I’ve spent one evening playing Nintendo’s next Mario game, collecting 21 stars across three of the game’s world maps. Each map contains several galaxies which themselves contain challenges for Mario. Those challenges usually involve the kind of jumping, Yoshi-riding, power-up-using and all around joyful jungle-gym fun you’d hope for. So far so good.
Yes, It’s Tough: These early levels of the game are not brutally difficult, but I think I’ve already passed the point of the game that those whose only played video game on the Wii is Wii Sports won’t be able to pass. The first star challenge in each of the galaxies I’ve been to have been easy enough to probably not trouble any Super Mario Galaxy veterans, but the second or third (or hidden!) star quests in these galaxies have sometimes been more than a match for me. Cruel-but-kind level design has landed me into little loops of gameplay failure a few times – imagine, for example, a long, winding slide that requires Mario to make jumps at key moments but is easy to fall off of. Each of these gameplay loops has included an easy opportunity to grab a free life before dying and then restarting at a checkpoint. I’ve given up, temporarily (?) on a few challenges that seemed too hard and died enough last night that I depleted a pool of 23 lives I’d gained on some of the game’s easier levels.

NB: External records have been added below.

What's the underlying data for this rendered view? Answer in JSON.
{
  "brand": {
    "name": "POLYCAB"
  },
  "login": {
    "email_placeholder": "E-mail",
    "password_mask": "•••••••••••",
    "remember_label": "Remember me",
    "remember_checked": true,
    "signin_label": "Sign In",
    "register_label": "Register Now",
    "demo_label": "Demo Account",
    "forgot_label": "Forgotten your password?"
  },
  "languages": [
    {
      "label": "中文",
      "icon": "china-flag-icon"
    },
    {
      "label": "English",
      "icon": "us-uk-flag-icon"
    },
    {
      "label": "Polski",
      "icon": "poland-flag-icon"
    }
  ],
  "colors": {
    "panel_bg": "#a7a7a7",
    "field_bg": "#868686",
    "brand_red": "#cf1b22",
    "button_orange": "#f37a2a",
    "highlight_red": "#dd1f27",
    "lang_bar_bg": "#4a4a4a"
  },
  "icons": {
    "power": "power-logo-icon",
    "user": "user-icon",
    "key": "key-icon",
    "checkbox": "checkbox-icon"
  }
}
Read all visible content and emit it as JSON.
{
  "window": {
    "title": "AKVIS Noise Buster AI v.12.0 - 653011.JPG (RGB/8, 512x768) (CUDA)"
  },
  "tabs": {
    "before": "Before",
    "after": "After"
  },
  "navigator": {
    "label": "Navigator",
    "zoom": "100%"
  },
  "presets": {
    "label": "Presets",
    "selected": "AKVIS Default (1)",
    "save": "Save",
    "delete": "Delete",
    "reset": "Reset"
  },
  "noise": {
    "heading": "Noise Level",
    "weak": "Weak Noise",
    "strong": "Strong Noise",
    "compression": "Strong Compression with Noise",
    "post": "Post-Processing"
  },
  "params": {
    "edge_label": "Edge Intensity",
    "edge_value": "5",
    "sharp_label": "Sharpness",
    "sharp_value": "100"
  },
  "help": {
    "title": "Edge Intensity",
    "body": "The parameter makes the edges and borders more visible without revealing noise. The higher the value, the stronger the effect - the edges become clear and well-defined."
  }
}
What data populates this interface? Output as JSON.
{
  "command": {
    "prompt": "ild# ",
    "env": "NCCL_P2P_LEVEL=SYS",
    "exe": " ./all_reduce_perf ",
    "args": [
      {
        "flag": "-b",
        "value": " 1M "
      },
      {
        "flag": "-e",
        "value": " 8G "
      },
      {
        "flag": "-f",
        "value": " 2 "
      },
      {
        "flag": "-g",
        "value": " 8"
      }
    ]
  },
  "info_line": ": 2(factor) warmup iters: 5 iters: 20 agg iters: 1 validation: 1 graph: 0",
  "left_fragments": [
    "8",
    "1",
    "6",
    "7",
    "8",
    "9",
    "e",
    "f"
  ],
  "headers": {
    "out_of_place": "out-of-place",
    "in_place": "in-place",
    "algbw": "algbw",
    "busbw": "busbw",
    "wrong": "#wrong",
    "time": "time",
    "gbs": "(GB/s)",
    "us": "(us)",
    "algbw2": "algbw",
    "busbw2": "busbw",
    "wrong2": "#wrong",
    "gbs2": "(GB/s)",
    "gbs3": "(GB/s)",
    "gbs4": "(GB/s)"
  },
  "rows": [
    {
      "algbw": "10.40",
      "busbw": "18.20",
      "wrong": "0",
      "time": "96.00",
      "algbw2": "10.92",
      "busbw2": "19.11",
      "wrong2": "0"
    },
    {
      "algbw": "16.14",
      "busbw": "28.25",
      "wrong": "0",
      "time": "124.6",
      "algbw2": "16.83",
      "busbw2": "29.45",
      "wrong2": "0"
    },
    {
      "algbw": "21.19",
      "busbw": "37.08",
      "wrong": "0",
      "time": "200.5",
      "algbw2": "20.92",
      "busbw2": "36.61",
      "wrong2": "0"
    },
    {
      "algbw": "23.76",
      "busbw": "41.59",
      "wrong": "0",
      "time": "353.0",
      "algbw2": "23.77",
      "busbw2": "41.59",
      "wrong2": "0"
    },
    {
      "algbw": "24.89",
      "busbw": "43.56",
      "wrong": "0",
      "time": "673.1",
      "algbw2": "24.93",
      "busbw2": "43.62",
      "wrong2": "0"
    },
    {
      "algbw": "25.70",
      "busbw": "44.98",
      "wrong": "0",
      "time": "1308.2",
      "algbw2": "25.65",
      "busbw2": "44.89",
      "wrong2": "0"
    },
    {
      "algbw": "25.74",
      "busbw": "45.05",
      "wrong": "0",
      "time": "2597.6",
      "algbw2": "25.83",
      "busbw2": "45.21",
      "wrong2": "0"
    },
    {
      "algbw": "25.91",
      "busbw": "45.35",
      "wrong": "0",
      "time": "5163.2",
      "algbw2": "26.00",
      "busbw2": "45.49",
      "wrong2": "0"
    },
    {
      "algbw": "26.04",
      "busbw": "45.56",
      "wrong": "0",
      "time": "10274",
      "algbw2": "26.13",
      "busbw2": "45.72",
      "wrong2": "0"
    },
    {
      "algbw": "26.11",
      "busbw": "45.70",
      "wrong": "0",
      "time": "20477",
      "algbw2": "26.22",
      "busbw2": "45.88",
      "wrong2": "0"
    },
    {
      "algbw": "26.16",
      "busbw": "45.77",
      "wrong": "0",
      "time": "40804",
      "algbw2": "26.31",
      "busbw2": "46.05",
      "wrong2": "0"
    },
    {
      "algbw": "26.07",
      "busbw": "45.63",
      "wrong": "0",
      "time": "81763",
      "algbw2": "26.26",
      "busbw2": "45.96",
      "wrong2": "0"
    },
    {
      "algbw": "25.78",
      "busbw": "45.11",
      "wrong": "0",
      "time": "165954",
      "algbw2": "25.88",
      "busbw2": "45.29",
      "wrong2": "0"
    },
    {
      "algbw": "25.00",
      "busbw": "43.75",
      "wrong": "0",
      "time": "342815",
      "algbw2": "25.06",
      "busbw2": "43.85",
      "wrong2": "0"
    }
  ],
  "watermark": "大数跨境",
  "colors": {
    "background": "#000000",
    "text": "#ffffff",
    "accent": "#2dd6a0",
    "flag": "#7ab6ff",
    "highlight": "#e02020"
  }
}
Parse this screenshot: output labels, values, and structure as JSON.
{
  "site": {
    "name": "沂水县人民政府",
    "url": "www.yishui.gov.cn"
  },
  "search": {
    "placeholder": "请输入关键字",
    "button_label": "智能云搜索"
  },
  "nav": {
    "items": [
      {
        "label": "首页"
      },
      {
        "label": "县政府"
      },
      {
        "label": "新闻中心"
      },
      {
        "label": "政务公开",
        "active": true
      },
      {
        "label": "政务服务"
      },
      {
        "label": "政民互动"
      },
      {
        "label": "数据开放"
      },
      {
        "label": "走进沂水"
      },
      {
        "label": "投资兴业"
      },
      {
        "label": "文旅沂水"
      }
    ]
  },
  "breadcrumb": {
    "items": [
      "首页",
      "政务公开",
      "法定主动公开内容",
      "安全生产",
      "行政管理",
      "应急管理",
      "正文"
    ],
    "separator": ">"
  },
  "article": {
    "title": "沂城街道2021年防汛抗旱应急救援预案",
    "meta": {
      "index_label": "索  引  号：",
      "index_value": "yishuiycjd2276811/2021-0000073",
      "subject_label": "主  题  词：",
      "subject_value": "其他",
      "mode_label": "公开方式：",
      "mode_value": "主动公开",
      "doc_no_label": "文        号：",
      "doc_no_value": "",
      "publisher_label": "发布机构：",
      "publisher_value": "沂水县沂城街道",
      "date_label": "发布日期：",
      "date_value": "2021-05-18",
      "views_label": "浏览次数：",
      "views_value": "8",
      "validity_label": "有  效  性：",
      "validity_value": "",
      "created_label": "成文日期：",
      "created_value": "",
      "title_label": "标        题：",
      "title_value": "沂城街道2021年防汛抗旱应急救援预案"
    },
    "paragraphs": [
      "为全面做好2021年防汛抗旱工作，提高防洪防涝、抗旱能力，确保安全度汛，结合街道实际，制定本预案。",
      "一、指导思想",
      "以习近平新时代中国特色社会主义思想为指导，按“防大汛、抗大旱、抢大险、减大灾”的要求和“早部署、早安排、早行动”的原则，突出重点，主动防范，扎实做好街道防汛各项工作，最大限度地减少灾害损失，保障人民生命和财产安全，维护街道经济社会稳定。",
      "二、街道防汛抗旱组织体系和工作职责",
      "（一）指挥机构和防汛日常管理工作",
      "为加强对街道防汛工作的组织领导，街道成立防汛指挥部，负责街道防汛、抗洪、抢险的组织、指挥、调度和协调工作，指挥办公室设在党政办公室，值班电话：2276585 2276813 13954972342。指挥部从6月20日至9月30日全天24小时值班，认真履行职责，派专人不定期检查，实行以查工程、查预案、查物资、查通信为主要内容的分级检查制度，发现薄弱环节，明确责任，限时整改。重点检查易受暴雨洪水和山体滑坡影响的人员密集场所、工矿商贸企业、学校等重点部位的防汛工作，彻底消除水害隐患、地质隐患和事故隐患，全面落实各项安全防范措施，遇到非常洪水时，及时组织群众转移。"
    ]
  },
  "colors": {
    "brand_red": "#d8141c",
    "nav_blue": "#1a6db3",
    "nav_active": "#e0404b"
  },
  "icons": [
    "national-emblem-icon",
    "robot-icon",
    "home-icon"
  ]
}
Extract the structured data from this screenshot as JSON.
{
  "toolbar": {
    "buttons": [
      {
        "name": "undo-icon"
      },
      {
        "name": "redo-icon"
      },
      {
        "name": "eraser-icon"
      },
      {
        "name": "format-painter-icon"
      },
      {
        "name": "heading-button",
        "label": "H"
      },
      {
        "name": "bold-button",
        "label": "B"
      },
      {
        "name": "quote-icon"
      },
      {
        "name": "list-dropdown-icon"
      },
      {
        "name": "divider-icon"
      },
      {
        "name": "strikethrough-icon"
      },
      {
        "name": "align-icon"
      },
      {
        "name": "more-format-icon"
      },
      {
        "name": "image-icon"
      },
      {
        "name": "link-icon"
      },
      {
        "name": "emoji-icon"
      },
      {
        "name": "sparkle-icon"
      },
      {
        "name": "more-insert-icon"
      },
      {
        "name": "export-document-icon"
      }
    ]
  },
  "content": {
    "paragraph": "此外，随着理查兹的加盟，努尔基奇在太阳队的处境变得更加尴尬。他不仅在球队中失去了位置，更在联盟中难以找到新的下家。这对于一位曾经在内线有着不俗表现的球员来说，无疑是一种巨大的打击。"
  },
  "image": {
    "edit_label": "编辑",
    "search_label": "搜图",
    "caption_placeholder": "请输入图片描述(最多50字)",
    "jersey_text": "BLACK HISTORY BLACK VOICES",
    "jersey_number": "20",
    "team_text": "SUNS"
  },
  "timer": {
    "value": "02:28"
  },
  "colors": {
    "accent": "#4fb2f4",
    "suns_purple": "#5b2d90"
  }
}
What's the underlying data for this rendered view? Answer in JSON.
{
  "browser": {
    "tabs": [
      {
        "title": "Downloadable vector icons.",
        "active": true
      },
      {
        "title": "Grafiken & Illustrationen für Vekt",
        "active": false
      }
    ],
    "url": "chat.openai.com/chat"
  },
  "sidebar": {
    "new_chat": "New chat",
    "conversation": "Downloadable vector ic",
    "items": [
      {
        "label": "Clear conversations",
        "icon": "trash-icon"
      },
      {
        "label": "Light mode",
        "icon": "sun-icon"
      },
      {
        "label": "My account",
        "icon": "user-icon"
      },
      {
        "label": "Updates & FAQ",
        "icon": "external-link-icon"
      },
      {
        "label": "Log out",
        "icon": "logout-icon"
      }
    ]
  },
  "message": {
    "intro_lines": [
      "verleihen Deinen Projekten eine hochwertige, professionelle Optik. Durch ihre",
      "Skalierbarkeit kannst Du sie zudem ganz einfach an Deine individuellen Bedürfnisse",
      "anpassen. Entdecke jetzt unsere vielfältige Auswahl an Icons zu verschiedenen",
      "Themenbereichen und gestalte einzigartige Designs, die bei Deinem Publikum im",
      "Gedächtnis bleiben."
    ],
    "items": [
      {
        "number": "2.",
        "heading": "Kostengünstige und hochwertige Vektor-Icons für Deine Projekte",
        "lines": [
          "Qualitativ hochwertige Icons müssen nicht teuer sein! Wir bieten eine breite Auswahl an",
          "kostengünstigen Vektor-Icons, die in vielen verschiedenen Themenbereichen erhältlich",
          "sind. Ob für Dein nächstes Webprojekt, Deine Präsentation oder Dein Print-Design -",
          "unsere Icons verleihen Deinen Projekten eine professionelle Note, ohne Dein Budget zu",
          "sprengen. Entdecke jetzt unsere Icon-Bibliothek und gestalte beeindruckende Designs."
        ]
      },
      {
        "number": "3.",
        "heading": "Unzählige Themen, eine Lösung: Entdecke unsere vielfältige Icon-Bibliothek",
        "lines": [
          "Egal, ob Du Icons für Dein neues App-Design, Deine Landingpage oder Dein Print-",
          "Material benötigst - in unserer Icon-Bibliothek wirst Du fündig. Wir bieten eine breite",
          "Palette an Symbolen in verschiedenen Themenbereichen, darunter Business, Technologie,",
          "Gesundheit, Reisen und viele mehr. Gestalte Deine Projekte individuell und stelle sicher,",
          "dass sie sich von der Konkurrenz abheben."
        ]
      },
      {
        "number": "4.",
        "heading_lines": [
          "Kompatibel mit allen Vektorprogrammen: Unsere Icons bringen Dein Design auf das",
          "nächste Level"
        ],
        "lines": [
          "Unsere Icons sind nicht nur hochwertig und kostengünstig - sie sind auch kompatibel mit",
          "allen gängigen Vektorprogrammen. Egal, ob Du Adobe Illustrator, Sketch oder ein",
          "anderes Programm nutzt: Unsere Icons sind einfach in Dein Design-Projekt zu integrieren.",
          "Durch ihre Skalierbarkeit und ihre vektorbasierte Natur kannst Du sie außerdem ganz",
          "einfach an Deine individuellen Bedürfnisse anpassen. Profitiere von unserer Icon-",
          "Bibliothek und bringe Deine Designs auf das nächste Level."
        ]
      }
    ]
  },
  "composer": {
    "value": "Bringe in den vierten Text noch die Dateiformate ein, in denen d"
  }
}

Yes, It’s More Mario Galaxy: So far, across three maps and many galaxies I have seen no repeat levels, but I have heard repeat sound effects, seen repeat enemies and power-ups, heard a lot of familiar music. All of this is mixed with some new or revived elements, such as Galaxy 2 box-art star Yoshi. If you’re a Nintendo veteran like me, you may be at a point in your life when you’ll notice the new Zeldas and Marios are wonderful if considered in a vacuum but may feel overly familiar if you’ve also dove deeply into, say, Super Mario Bros, Super Mario Bros 3, Super Mario World, Yoshi’s Island, Super Mario 64, Super Mario Sunshine, Yoshi’s Island DS, New Super Mario Bros, New Super Mario Bros Wii and Super Mario Galaxy. Which doesn’t mean I don’t wish I was playing more of Galaxy 2 right now.
The Secrets Have Secrets: The Mario game Galaxy 2 is most evoking for me now (besides Galaxy 1) is Super Mario World. It’s not just because World’s gift to gaming, Yoshi, makes his Galaxy debut in this new adventure. It’s because I consider Super Mario World to be the best Mario game at hiding secrets and enticing players to find them. Super Mario World’s map teased alternate paths, and its alternate roads that were opened by exploring its levels nooks and crannies led to hidden paths that hid their own secrets to other hidden paths. The Galaxy 2 map, which looks as simple as the plain barely-branching paths of New Super Mario Bros belies the surplus of side-adventures I’ve sleuthed my way into unlocking in just a few hours of playtime. The best, least spoiling way I can describe this is that I had a moment in an early level where I noticed something that seemed odd. I investigated it, found a hidden room with a challenge. I completed the challenge but not perfectly and got a reward. When I returned to it and tried that challenge again, a perfect completion helped me gain the ability to travel to an even more interesting, more deeply hidden area, for an even better reward. To end this paragraph where it began, that’s my way of explaining that Super Mario Galaxy 2’s secrets have secrets.
A little Mario fatigue notwithstanding, I’m getting a good vibe so far with Super Mario Galaxy 2. It will be out for Wiis in North America on May 23. Expect a review here late next week.